Once the Broad Institute completed their processing innovations inside of the lab and had a partner for high-throughput automatic accessioning, the results were immediate. Broad Institute went from processing 1,000 tests per day to more than 30,000 tests per day in just 2-3 weeks. Today, the Broad Institute has capacity to process up to 150,000 COVID-19 tests every day.
Automated reporting to public departments of health
With the Broad Institute, once their accessions and internal processes were running smoothly, it was apparent the state reporting element also had to be simplified. Just as Broad Institute staff were not able to make tens of thousands of phone calls, they were also not going to fax 150,000 test results or create CSVs for uploading results to state health department portals.
Initially, there was some faxing of results to public health departments, but it was clear this would not be scalable long-term. The Broad Institute’s partner was able to validate an ELR integration with the state reporting agencies. A change for public health departments was to improve communication channels so testing information could be received electronically. A relationship was quickly developed to implement bi-directional connectivity for reporting, and to ensure results were reported to the agency in their specified format.
The value of having reporting connections to departments of health not only brought speed and agility to the testing process but helped public health departments identify how the pandemic was spreading and where the hot spots were emerging.
Patient access is no longer a luxury
A central, cloud-based hub was an essential key to high-throughput COVID testing. The orders and results resided in the hub so patients could gain access to their information through the patient portal whether their test was taken at a patient service center, a doctor’s office, or through their employer. The CARES Act required results be delivered directly to patients to control the spread of COVID-19. When patients tested positive, state reporting was completed while also notifying the patient and the providers so they could initiate follow up.
With all the information being centralized, the burdens of the actions taken outside the walls of the lab were off-loaded from the Broad Institute. From patient intake to instrument-ready barcodes, and after results were determined, state reporting, patient reporting, and sending results to physicians for follow up, the third-party information handling ensured the actions were completed. This allowed the Broad Institute to focus on automating their processes inside the lab, like automating cap removal and standardizing test tubes. The result was going from 1,000 orders a day to 30,000, to eventually 150,000 orders and results a day, an incredible feat.
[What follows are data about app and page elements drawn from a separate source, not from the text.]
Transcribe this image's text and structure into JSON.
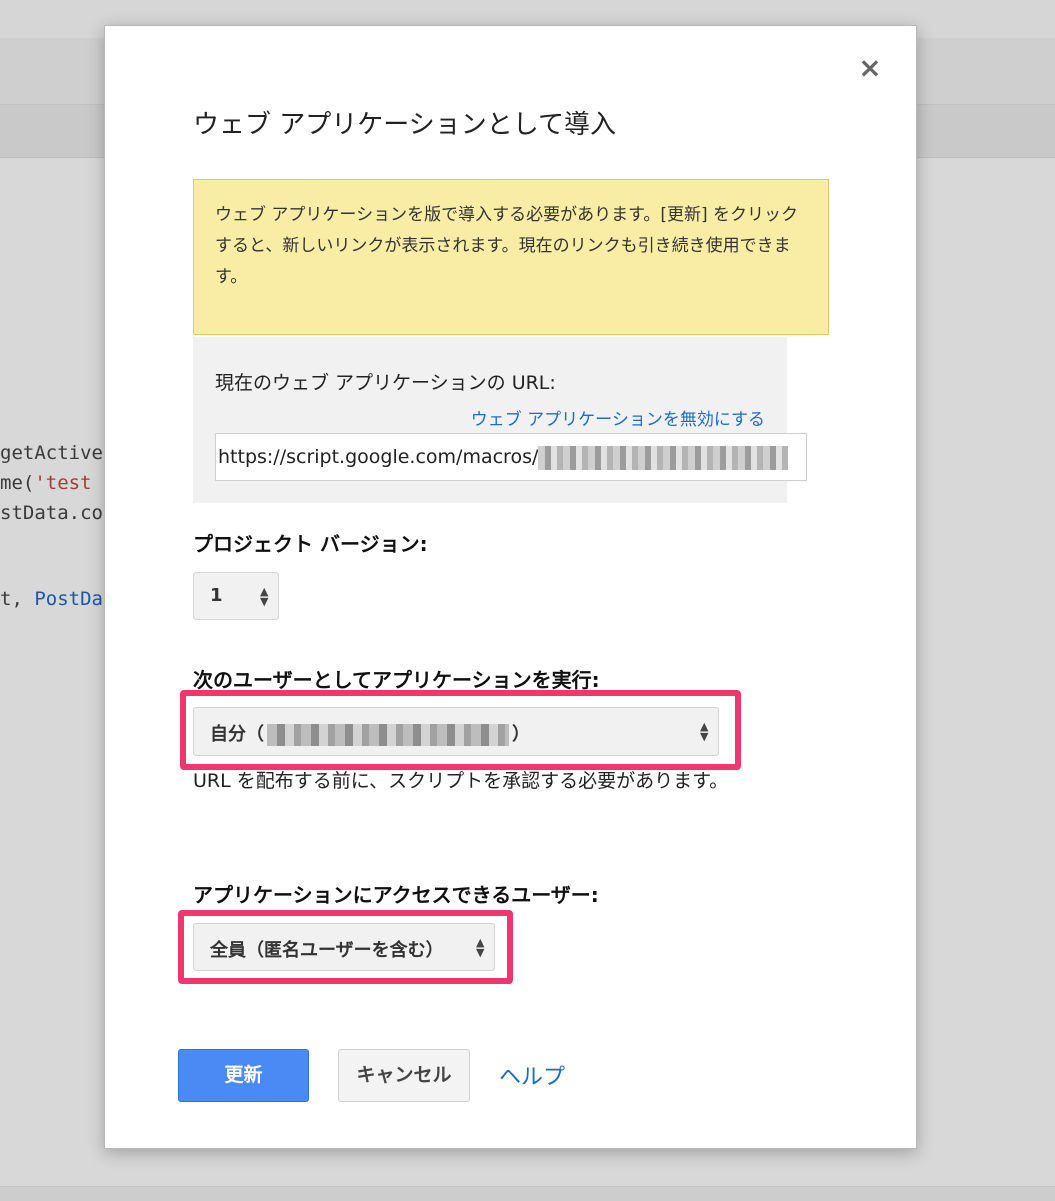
{
  "background": {
    "code_lines": [
      {
        "parts": [
          {
            "t": "getActive",
            "k": "plain"
          }
        ]
      },
      {
        "parts": [
          {
            "t": "me(",
            "k": "plain"
          },
          {
            "t": "'test",
            "k": "str"
          }
        ]
      },
      {
        "parts": [
          {
            "t": "stData.co",
            "k": "plain"
          }
        ]
      },
      {
        "parts": [
          {
            "t": "t, ",
            "k": "plain"
          },
          {
            "t": "PostDa",
            "k": "cls"
          }
        ]
      }
    ]
  },
  "dialog": {
    "close_icon": "×",
    "title": "ウェブ アプリケーションとして導入",
    "warning_text": "ウェブ アプリケーションを版で導入する必要があります。[更新] をクリックすると、新しいリンクが表示されます。現在のリンクも引き続き使用できます。",
    "current_url_label": "現在のウェブ アプリケーションの URL:",
    "disable_link": "ウェブ アプリケーションを無効にする",
    "current_url_value": "https://script.google.com/macros/",
    "project_version_label": "プロジェクト バージョン:",
    "project_version_value": "1",
    "execute_as_label": "次のユーザーとしてアプリケーションを実行:",
    "execute_as_prefix": "自分（",
    "execute_as_suffix": "）",
    "execute_note": "URL を配布する前に、スクリプトを承認する必要があります。",
    "access_label": "アプリケーションにアクセスできるユーザー:",
    "access_value": "全員（匿名ユーザーを含む）",
    "update_button": "更新",
    "cancel_button": "キャンセル",
    "help_link": "ヘルプ"
  },
  "colors": {
    "primary": "#4a8af4",
    "link": "#1a6bd1",
    "highlight": "#f0356f",
    "warning_bg": "#f9eda6"
  }
}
The look ahead for infectious disease testing
A large amount of wellness applications appeared on the scene during COVID, and it continues as a trend today. As people are again able to travel, attend events, and return to the office, rapid testing has become the norm. A centralized, cloud-based platform has become an essential ingredient for efficient infectious disease testing, especially when there is a desire to test at a large scale.
COVID has accelerated the rise of point-of-care testing, as well as empowering patients to take control of their own care and complete tests in their home. The lab workflows of yesterday are put to rest, where an order could be rejected due to bad handwriting, as we make space for a more patient-centric approach, allowing the patient to complete self-registration, ensure ask on order entry (AOE) questions are complete in the front end, and contain all the required information in a barcode tied to a centralized platform.
Philippe Flamant is the Vice President of Solutions Engineering at ELLKAY.